The Razianos' failure to bring suit timely under the SAA is precisely the kind of "garden variety neglect" described by Irwin. The SAA's limitations period is straightforward,2 and the government gave the Razianos no good reason to think that the pursuit of out-of-court remedies would toll the limitation on a judicial remedy.3 The Coast Guard had no duty to remind the Razianos that the statute of limitations was running. The government has done nothing unfair in this case, and the district court erred in concluding that the SAA's limitation period had been tolled.4 See Favorite v. Marine Personnel and Provisioning, Inc., 955 F.2d 382, 388-89 (5th Cir.1992) (defendant's payments of some benefits to seaman does not estop defendant from effectively raising statute of limitations to bar later suit); Williams v. United States, 711 F.2d 893, 898-99 (9th Cir.1983) (plaintiff's pursuit of administrative claim against government based on same occurrence does not equitably toll limitations period under SAA).


The district court seemed to think the government had been prejudiced none by the Razianos' failure to file suit within two years. But, lack of prejudice to the defendant is not nearly enough to show injustice to the plaintiff:


Although absence of prejudice is a factor to be considered in determining whether the doctrine of equitable tolling should apply once a factor that might justify such tolling is identified, it is not an independent basis for invoking the doctrine and sanctioning deviations from established procedures.


Procedural requirements established by Congress for gaining access to the federal courts are not to be disregarded by courts out of a vague sympathy for particular litigants. As we stated in Mohasco Corp. v. Silver, 447 U.S. 807, 826, 100 S.Ct. 2486, 2497, 65 L.Ed.2d 532 (1980), "[i]n the long run, experience teaches that strict adherence to the procedural requirements specified by the legislature is the best guarantee of evenhanded administration of the law."


Baldwin County Welcome Center v. Brown, 466 U.S. 147, 152, 104 S.Ct. 1723, 1726, 80 L.Ed.2d 196 (1984).


The order of the district court denying the defendant's motion to dismiss is REVERSED, and the case is REMANDED with directions to dismiss the action.


McCormick, a non-unit panel opinion of the Former Fifth Circuit, is binding precedent for the Eleventh Circuit. See Stein v. Reynolds Securities, Inc., 667 F.2d 33, 34 (11th Cir.1982)


Compare Aljadir v. University of Pa., 547 F.Supp. 667 (E.D.Pa.1982), aff'd, 709 F.2d 1490 (3d Cir.1983) (equitable tolling might apply where plaintiff has relied to his detriment on judicial interpretation of statute of limitations which is later judicially overruled or redefined)
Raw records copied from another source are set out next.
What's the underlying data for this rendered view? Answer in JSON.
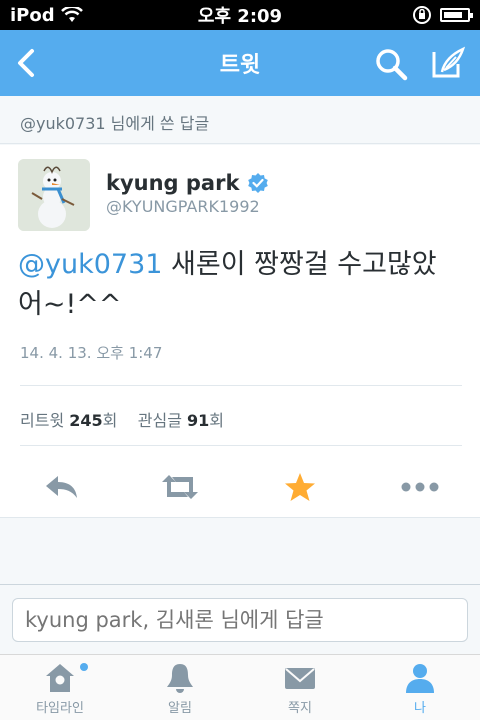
{
  "status_bar": {
    "carrier": "iPod",
    "time": "오후 2:09",
    "battery_level": 0.8
  },
  "nav": {
    "title": "트윗",
    "icons": [
      "back-icon",
      "search-icon",
      "compose-icon"
    ]
  },
  "reply_context": "@yuk0731 님에게 쓴 답글",
  "tweet": {
    "author_name": "kyung park",
    "author_handle": "@KYUNGPARK1992",
    "verified": true,
    "mention": "@yuk0731",
    "text": " 새론이 짱짱걸 수고많았어~!^^",
    "timestamp": "14. 4. 13. 오후 1:47",
    "retweets_label": "리트윗",
    "retweets_count": "245",
    "retweets_unit": "회",
    "favorites_label": "관심글",
    "favorites_count": "91",
    "favorites_unit": "회",
    "actions": [
      "reply-icon",
      "retweet-icon",
      "favorite-icon",
      "more-icon"
    ]
  },
  "reply_input": {
    "placeholder": "kyung park, 김새론 님에게 답글"
  },
  "tab_bar": {
    "tabs": [
      {
        "label": "타임라인",
        "icon": "home-icon",
        "active": false,
        "badge": true
      },
      {
        "label": "알림",
        "icon": "bell-icon",
        "active": false,
        "badge": false
      },
      {
        "label": "쪽지",
        "icon": "envelope-icon",
        "active": false,
        "badge": false
      },
      {
        "label": "나",
        "icon": "person-icon",
        "active": true,
        "badge": false
      }
    ]
  },
  "colors": {
    "brand": "#55acee",
    "mention": "#3b94d9",
    "favorite": "#ffac33",
    "muted": "#8899a6"
  }
}
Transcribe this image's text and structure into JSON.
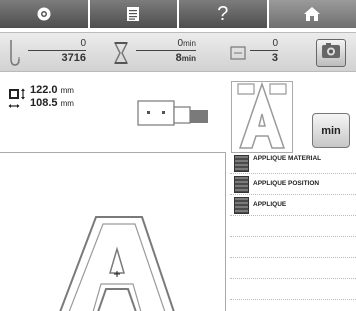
{
  "tabs": [
    {
      "icon": "gear-icon"
    },
    {
      "icon": "document-icon"
    },
    {
      "label": "?",
      "icon": "help-icon"
    },
    {
      "icon": "home-icon"
    }
  ],
  "counters": {
    "stitch_current": "0",
    "stitch_total": "3716",
    "time_current": "0",
    "time_total": "8",
    "time_unit": "min",
    "color_current": "0",
    "color_total": "3"
  },
  "dimensions": {
    "height_value": "122.0",
    "width_value": "108.5",
    "unit": "mm"
  },
  "preview": {
    "letter": "A"
  },
  "min_button_label": "min",
  "embroidery": {
    "letter": "A"
  },
  "color_list": [
    {
      "label": "APPLIQUE MATERIAL",
      "color": "#5a5a5a"
    },
    {
      "label": "APPLIQUE POSITION",
      "color": "#5a5a5a"
    },
    {
      "label": "APPLIQUE",
      "color": "#5a5a5a"
    }
  ],
  "colors": {
    "tab_bar": "#5a5a5a",
    "counter_bar": "#dcdcdc",
    "outline": "#8c8c8c"
  }
}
The United States claims that the Razianos' lawyer had actual knowledge, because he represented a client with a similar case in Judith Maute v. United States and McVay, Case No. 85-786 (S.D.Fla.1987), and timely commenced the district court action in that case. In a separate motion carried with the case, the Razianos contend that the government improperly incorporated the Maute discussion into its brief, because Maute was not part of the record in the instant case and was not admitted into evidence by the lower court--and therefore may not be considered on appeal

We need not reach the merits of the Razianos' motion. Actual knowledge of the statute of limitations period is not needed to defeat equitable tolling. In this case, we conclude that the Razianos' district court lawyer had constructive knowledge of the law and that the Razianos have not met their burden of describing circumstances which would allow equitable tolling.


The Razianos say that if the district court is not to be affirmed, the case should be remanded to allow discovery of facts in support of tolling. The main element for equitable tolling is deception on the part of the defendant which has been, by words or acts, communicated to the plaintiff and has misled the plaintiff. All that was communicated by the Coast Guard to the Razianos was known to the Razianos when the district court ruled on the pertinent motion to dismiss. And the Razianos have had an opportunity to tell the courts about those communications. That information is all we need to know to decide this case. In addition, the Plaintiffs point to nothing specific that would likely be produced by discovery. We decline to remand for discovery